* _WHAT TO DO_
In the entries that follow, locate the line with "Enumerate this screenshot's", then restate that line and all later lines exactly as they appear, leaving pictures out.

DATASET RECORDS section start

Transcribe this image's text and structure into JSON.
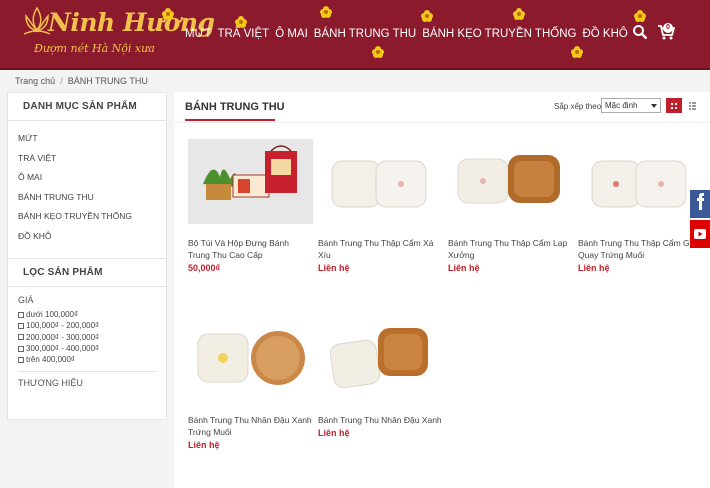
{
  "brand": {
    "name": "Ninh Hương",
    "tagline": "Đượm nét Hà Nội xưa",
    "primary_color": "#8b1a2c",
    "accent_color": "#c0202b"
  },
  "nav": {
    "items": [
      "MỨT",
      "TRÀ VIỆT",
      "Ô MAI",
      "BÁNH TRUNG THU",
      "BÁNH KẸO TRUYỀN THỐNG",
      "ĐỒ KHÔ"
    ],
    "cart_count": "0",
    "search_icon": "search-icon",
    "cart_icon": "cart-icon"
  },
  "breadcrumb": {
    "home": "Trang chủ",
    "separator": "/",
    "current": "BÁNH TRUNG THU"
  },
  "sidebar": {
    "categories_title": "DANH MỤC SẢN PHẨM",
    "categories": [
      "MỨT",
      "TRÀ VIỆT",
      "Ô MAI",
      "BÁNH TRUNG THU",
      "BÁNH KẸO TRUYỀN THỐNG",
      "ĐỒ KHÔ"
    ],
    "filter_title": "LỌC SẢN PHẨM",
    "price_label": "GIÁ",
    "price_ranges": [
      "dưới 100,000₫",
      "100,000₫ - 200,000₫",
      "200,000₫ - 300,000₫",
      "300,000₫ - 400,000₫",
      "trên 400,000₫"
    ],
    "brand_label": "THƯƠNG HIỆU"
  },
  "main": {
    "title": "BÁNH TRUNG THU",
    "sort_label": "Sắp xếp theo:",
    "sort_value": "Mặc định",
    "products": [
      {
        "name": "Bộ Túi Và Hộp Đựng Bánh Trung Thu Cao Cấp",
        "price": "50,000₫"
      },
      {
        "name": "Bánh Trung Thu Thập Cẩm Xá Xíu",
        "price": "Liên hệ"
      },
      {
        "name": "Bánh Trung Thu Thập Cẩm Lạp Xưởng",
        "price": "Liên hệ"
      },
      {
        "name": "Bánh Trung Thu Thập Cẩm Gà Quay Trứng Muối",
        "price": "Liên hệ"
      },
      {
        "name": "Bánh Trung Thu Nhân Đậu Xanh Trứng Muối",
        "price": "Liên hệ"
      },
      {
        "name": "Bánh Trung Thu Nhân Đậu Xanh",
        "price": "Liên hệ"
      }
    ]
  },
  "social": {
    "facebook_icon": "facebook-icon",
    "youtube_icon": "youtube-icon"
  }
}
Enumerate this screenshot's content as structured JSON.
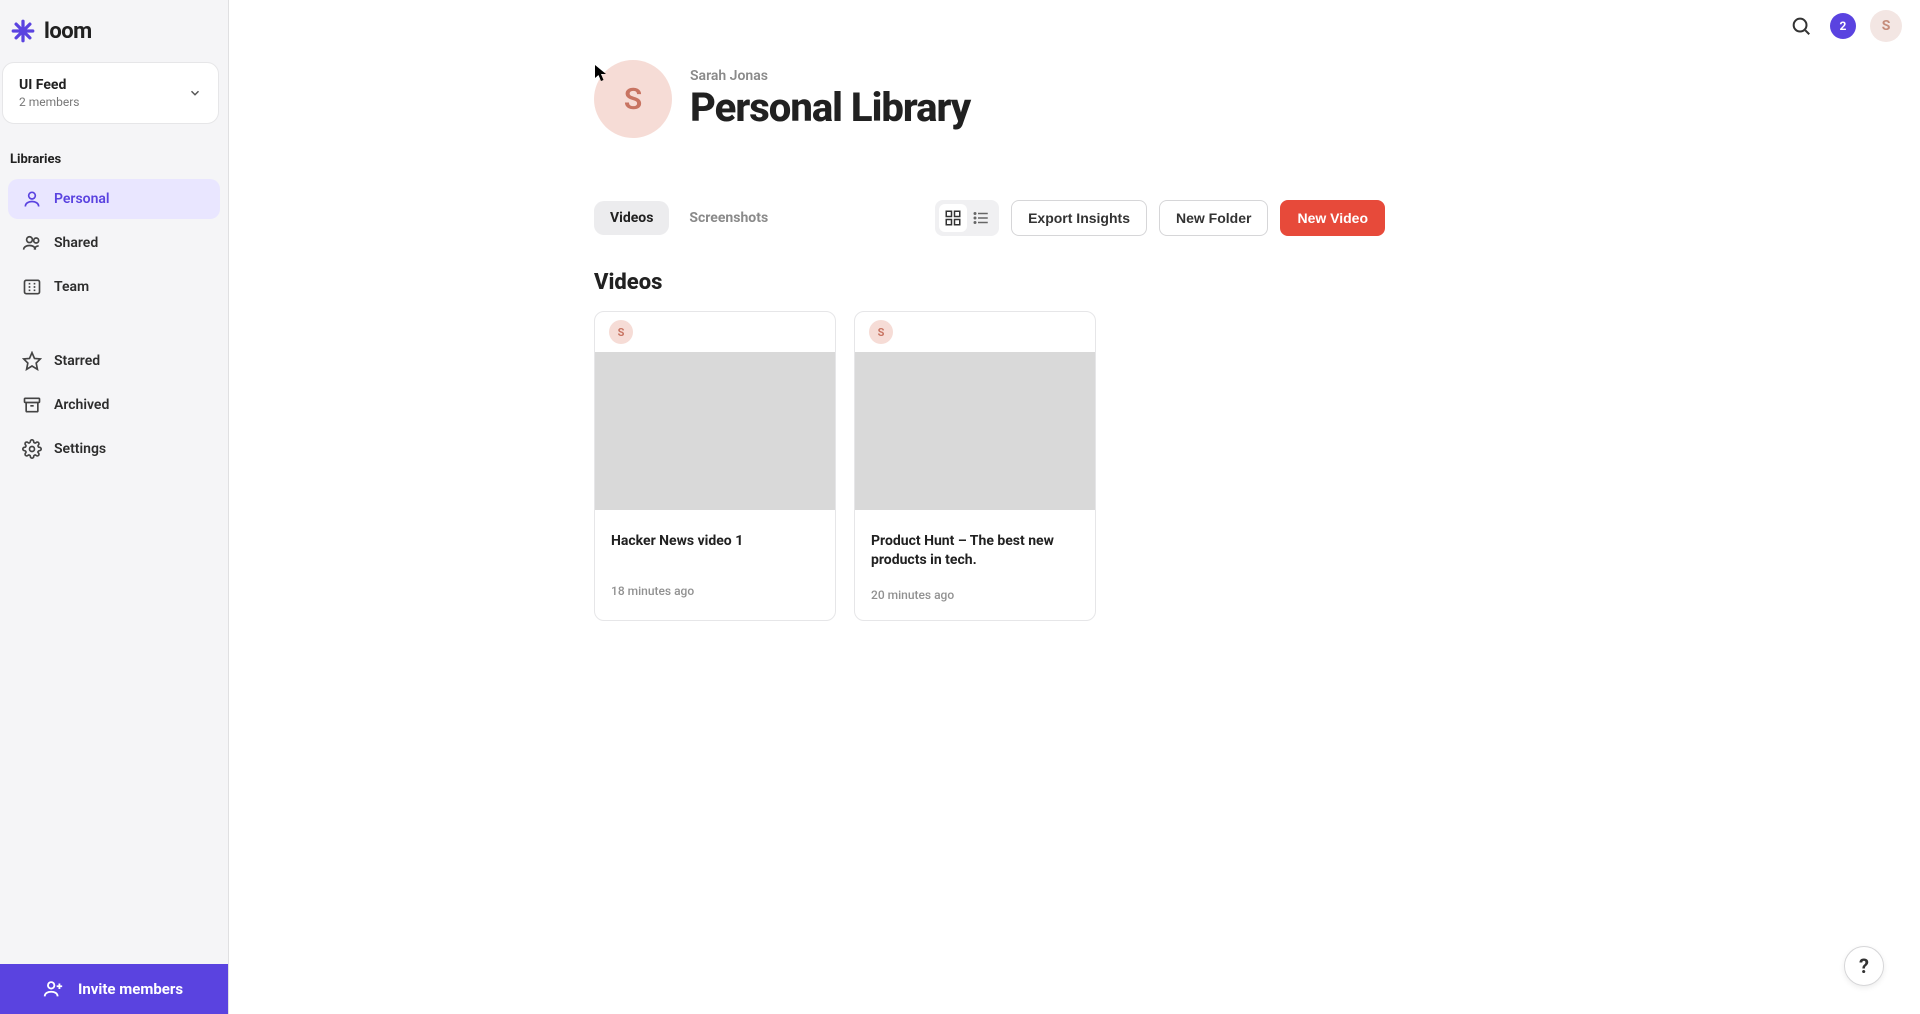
{
  "brand": {
    "name": "loom"
  },
  "workspace": {
    "name": "UI Feed",
    "members_label": "2 members"
  },
  "sidebar": {
    "section_label": "Libraries",
    "items": [
      {
        "label": "Personal"
      },
      {
        "label": "Shared"
      },
      {
        "label": "Team"
      }
    ],
    "secondary": [
      {
        "label": "Starred"
      },
      {
        "label": "Archived"
      },
      {
        "label": "Settings"
      }
    ],
    "invite_label": "Invite members"
  },
  "topbar": {
    "notif_count": "2",
    "avatar_initial": "S"
  },
  "header": {
    "avatar_initial": "S",
    "owner": "Sarah Jonas",
    "title": "Personal Library"
  },
  "tabs": [
    {
      "label": "Videos"
    },
    {
      "label": "Screenshots"
    }
  ],
  "actions": {
    "export": "Export Insights",
    "new_folder": "New Folder",
    "new_video": "New Video"
  },
  "section_heading": "Videos",
  "videos": [
    {
      "initial": "S",
      "title": "Hacker News video 1",
      "time": "18 minutes ago"
    },
    {
      "initial": "S",
      "title": "Product Hunt – The best new products in tech.",
      "time": "20 minutes ago"
    }
  ],
  "help_label": "?"
}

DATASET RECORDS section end

* _ANSWER TO THIS EXERCISE_
Enumerate this screenshot's content as structured JSON.
{
  "brand": {
    "name": "loom"
  },
  "workspace": {
    "name": "UI Feed",
    "members_label": "2 members"
  },
  "sidebar": {
    "section_label": "Libraries",
    "items": [
      {
        "label": "Personal"
      },
      {
        "label": "Shared"
      },
      {
        "label": "Team"
      }
    ],
    "secondary": [
      {
        "label": "Starred"
      },
      {
        "label": "Archived"
      },
      {
        "label": "Settings"
      }
    ],
    "invite_label": "Invite members"
  },
  "topbar": {
    "notif_count": "2",
    "avatar_initial": "S"
  },
  "header": {
    "avatar_initial": "S",
    "owner": "Sarah Jonas",
    "title": "Personal Library"
  },
  "tabs": [
    {
      "label": "Videos"
    },
    {
      "label": "Screenshots"
    }
  ],
  "actions": {
    "export": "Export Insights",
    "new_folder": "New Folder",
    "new_video": "New Video"
  },
  "section_heading": "Videos",
  "videos": [
    {
      "initial": "S",
      "title": "Hacker News video 1",
      "time": "18 minutes ago"
    },
    {
      "initial": "S",
      "title": "Product Hunt – The best new products in tech.",
      "time": "20 minutes ago"
    }
  ],
  "help_label": "?"
}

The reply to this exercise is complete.